■ Problem statement: Which of the lines below mention the word "title"? Pull each one out.

Saved entries
Start of Block

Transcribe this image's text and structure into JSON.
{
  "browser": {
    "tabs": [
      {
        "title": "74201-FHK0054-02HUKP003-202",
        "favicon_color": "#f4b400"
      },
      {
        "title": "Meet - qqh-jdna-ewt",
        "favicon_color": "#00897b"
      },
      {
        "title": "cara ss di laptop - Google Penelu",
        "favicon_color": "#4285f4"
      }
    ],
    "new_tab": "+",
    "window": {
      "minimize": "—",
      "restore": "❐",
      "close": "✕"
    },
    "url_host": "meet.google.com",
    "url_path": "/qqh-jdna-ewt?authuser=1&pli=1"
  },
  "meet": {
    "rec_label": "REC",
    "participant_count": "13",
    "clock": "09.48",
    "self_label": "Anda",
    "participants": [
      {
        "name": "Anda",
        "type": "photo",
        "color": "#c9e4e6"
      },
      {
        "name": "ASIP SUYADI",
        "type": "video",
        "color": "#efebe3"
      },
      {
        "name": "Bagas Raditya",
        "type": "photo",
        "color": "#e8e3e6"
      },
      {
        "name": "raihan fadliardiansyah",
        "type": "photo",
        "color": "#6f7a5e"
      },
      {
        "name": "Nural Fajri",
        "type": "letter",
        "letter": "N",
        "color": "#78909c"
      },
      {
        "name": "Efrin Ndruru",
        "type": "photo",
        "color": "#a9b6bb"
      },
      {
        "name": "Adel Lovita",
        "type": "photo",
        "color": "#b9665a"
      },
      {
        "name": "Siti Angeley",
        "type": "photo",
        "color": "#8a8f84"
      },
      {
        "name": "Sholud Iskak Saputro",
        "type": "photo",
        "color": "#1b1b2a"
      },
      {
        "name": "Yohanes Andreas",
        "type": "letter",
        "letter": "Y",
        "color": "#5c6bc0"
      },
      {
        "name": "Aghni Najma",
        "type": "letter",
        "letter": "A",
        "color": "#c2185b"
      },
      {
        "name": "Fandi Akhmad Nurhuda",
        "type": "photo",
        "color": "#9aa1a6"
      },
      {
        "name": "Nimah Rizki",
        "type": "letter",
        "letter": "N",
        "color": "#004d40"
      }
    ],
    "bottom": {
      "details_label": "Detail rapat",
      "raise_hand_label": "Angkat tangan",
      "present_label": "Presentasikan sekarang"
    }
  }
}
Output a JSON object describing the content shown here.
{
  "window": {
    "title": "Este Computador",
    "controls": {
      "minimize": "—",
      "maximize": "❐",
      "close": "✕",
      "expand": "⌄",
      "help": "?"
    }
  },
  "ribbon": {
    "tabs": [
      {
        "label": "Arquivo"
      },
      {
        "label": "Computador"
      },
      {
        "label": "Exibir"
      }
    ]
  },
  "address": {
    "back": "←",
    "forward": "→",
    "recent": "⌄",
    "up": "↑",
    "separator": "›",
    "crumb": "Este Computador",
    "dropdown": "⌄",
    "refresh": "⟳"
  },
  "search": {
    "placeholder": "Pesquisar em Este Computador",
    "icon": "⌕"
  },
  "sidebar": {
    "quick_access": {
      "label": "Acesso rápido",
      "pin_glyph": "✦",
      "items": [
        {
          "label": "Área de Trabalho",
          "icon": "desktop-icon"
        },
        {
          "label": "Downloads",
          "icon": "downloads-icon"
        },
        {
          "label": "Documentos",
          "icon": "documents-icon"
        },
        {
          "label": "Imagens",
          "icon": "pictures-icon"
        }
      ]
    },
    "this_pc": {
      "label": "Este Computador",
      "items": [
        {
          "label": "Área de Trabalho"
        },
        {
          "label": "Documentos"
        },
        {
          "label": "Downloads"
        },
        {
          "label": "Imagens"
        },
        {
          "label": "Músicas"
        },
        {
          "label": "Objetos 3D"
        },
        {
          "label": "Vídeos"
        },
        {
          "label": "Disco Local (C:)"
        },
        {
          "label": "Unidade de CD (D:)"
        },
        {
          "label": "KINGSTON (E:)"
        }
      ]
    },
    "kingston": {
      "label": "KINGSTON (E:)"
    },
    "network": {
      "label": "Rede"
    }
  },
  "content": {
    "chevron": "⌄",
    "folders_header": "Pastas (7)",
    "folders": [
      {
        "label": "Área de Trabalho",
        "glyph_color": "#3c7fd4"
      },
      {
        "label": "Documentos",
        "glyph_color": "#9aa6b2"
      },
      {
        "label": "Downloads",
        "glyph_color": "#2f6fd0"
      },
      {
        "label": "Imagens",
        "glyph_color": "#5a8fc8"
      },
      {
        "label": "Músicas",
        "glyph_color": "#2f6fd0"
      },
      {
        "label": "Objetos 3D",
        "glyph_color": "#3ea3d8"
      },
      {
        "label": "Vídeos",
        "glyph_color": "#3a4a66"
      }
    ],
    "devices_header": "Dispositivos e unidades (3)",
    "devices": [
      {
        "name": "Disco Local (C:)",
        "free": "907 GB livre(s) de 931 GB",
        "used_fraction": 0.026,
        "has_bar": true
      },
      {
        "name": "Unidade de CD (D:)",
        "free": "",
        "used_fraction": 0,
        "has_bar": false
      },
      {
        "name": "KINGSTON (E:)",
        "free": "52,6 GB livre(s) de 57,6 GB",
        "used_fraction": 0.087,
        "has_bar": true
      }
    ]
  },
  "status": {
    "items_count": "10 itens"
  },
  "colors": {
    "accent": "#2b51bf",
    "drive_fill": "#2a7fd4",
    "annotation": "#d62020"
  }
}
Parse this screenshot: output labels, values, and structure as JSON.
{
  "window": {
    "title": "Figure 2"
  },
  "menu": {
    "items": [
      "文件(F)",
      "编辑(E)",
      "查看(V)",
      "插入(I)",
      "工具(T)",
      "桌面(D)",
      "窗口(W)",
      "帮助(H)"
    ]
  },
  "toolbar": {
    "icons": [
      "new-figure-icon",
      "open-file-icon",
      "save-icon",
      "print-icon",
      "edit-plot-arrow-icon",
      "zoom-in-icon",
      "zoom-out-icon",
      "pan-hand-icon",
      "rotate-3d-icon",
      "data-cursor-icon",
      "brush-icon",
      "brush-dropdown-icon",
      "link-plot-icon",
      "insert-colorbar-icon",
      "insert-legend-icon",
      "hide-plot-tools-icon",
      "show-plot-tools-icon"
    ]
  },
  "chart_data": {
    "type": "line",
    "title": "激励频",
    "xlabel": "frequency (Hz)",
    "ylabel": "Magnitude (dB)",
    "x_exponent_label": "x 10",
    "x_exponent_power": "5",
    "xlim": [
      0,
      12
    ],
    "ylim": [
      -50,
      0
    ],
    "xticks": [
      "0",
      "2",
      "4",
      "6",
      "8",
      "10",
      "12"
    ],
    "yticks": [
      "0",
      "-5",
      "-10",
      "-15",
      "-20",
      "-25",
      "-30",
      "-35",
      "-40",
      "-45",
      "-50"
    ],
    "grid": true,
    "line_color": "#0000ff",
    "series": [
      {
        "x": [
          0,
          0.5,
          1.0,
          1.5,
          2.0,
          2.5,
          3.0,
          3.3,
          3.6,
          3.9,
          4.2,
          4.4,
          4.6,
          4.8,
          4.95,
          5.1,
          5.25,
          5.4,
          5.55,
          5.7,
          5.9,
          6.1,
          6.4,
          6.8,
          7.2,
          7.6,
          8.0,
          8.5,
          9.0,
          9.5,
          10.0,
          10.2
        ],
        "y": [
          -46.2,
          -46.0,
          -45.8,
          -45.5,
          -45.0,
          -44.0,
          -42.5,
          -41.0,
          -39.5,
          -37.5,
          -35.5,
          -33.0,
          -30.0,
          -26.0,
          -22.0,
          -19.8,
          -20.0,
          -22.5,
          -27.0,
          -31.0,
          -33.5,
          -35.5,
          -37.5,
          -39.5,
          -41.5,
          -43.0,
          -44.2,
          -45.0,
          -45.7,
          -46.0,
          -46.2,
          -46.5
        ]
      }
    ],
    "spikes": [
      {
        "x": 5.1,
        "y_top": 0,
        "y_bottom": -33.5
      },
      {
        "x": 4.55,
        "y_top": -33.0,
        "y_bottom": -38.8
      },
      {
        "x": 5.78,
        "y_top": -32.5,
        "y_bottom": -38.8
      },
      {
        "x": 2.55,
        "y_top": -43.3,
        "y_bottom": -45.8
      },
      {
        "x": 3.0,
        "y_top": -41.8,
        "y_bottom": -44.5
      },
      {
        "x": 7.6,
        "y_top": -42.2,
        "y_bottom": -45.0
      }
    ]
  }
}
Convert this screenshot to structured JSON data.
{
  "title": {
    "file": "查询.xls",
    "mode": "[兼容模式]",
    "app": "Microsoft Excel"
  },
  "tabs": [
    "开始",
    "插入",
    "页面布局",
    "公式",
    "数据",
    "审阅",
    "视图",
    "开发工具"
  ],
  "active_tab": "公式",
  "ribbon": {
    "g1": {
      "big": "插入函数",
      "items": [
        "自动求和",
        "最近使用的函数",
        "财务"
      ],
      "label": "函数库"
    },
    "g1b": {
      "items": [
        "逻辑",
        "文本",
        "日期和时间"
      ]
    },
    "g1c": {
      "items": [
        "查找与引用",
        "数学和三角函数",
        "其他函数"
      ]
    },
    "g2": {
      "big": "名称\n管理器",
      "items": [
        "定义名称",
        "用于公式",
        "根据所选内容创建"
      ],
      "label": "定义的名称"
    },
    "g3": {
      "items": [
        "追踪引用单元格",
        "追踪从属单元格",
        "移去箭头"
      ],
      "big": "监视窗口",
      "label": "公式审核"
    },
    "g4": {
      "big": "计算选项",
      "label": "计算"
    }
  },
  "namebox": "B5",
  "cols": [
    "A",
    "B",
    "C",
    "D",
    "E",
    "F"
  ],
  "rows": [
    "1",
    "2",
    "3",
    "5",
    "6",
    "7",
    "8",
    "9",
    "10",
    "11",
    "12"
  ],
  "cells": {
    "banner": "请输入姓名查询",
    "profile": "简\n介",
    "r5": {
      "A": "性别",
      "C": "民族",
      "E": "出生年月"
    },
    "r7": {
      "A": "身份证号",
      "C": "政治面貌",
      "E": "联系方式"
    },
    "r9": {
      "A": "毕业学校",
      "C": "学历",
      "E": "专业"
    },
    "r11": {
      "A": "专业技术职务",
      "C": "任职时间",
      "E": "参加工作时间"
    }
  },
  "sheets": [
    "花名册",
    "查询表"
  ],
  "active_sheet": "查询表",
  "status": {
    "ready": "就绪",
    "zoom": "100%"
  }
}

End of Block

■ Result for this task:
        "title": "74201-FHK0054-02HUKP003-202",
        "title": "Meet - qqh-jdna-ewt",
        "title": "cara ss di laptop - Google Penelu",
    "title": "Este Computador",
    "title": "Figure 2"
    "title": "激励频",
  "title": {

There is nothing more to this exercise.